DESIGN: A double blind randomised controlled trial of the effect of daily application of SPF 17 broad spectrum sunscreen cream (or placebo) on solar keratoses.
SETTING: A rural city in Victoria, Australia. Residents aged 40 years or over were invited by letter to attend for a skin cancer screening check. Of these, 588 people with between one and 30 solar keratoses enrolled in the trial and 431 completed the trial, which extended over a six month period that included summer. Participants' perceptions of their treatment allocation, adherence with the treatment regimen, adoption of other sun protection behaviours, side effects, and perceptions of change in condition were measured at two monthly intervals.
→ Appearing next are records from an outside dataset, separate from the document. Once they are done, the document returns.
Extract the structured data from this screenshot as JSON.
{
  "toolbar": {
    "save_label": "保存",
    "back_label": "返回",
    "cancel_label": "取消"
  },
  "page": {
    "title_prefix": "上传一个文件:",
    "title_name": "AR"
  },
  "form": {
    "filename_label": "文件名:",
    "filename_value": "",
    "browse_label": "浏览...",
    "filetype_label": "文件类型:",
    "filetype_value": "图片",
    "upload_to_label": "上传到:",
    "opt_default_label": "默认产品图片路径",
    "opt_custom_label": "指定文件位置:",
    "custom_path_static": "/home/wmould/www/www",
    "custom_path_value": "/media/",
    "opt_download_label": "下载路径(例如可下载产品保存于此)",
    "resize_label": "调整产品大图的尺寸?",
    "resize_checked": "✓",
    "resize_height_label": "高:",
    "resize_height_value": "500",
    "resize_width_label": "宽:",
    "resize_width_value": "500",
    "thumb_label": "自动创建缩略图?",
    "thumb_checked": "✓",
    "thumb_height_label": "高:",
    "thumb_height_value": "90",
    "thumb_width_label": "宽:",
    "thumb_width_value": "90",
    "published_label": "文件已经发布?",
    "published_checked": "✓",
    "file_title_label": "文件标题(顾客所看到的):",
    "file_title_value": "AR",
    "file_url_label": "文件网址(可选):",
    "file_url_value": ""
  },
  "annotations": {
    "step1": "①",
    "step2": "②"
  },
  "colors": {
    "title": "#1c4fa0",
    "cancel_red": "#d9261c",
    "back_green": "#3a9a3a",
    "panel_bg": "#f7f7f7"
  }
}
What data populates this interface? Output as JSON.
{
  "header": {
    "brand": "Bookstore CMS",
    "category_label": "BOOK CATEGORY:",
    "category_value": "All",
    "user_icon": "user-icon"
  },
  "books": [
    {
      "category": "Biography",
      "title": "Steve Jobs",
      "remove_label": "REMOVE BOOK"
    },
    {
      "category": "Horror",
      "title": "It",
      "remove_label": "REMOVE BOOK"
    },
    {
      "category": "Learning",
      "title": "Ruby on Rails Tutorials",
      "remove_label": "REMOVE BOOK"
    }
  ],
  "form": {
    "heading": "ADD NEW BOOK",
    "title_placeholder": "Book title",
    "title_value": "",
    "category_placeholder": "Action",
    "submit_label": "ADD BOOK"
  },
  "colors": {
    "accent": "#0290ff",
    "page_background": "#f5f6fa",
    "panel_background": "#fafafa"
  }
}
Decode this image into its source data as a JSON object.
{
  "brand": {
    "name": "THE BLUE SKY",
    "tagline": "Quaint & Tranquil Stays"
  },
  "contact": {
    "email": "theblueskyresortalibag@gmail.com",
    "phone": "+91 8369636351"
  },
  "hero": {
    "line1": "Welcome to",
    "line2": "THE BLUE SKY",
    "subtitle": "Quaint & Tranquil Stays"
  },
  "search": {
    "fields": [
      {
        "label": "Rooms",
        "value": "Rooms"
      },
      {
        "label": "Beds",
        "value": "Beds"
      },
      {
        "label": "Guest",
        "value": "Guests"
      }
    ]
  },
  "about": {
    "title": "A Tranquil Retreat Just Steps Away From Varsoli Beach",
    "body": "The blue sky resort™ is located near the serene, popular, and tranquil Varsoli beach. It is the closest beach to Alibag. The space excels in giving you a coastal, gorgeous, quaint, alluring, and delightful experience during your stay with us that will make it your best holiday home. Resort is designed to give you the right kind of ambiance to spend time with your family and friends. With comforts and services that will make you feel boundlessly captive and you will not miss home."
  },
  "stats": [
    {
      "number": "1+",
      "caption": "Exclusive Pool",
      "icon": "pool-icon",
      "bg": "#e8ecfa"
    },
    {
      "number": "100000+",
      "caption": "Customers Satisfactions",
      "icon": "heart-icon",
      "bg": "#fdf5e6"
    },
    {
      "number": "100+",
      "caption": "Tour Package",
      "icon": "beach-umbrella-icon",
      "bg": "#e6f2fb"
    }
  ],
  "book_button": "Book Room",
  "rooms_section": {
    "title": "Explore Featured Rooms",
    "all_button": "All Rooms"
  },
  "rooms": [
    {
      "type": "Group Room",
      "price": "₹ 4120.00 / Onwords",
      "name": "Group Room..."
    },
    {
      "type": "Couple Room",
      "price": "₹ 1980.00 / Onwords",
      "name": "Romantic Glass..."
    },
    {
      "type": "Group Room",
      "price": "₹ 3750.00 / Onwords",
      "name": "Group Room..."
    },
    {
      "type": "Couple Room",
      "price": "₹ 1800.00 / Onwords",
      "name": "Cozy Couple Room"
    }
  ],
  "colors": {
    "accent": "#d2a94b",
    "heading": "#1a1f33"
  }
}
RESULTS: There were no significant differences between those who completed the study and those that did not for sex, age, treatment group, skin type, number of solar keratoses or correct perception of treatment group. Thirty per cent of those completing the study correctly guessed their treatment allocation, and people were just as likely to be right as to be wrong when they stated their opinion about their treatment allocation (z = 1.04; p = 0.15). Study group, skin type, amount of time spent outdoors, presence of side effects, perceptions of change in skin condition did not significantly predict correct perception of treatment allocation. Multivariate analysis of variance indicated that adoption of other sun protection and adherence with cream use were not significantly affected by actual treatment allocation, correct perception of treatment allocation nor by their interaction. Poisson regression analysis showed a significantly lower difference ratio of solar keratoses in the sunscreen group compared with the placebo base cream group (OR 0.55; CI = 0.46, 0.64), and for women compared with men (OR = 0.76; CI = 0.63, 0.93) but no independent effect of any of the indices of other sun protection or adherence.
CONCLUSIONS: A sufficient level of commitment to study procedures was achieved, so that trial participants did not adopt other behaviours that affected treatment outcomes. It is recommended that the potential threat to validity posed by the behaviour of participants be recognised at an early stage in planning of clinical trials, so that strategies to deal with this can be integrated into study protocols.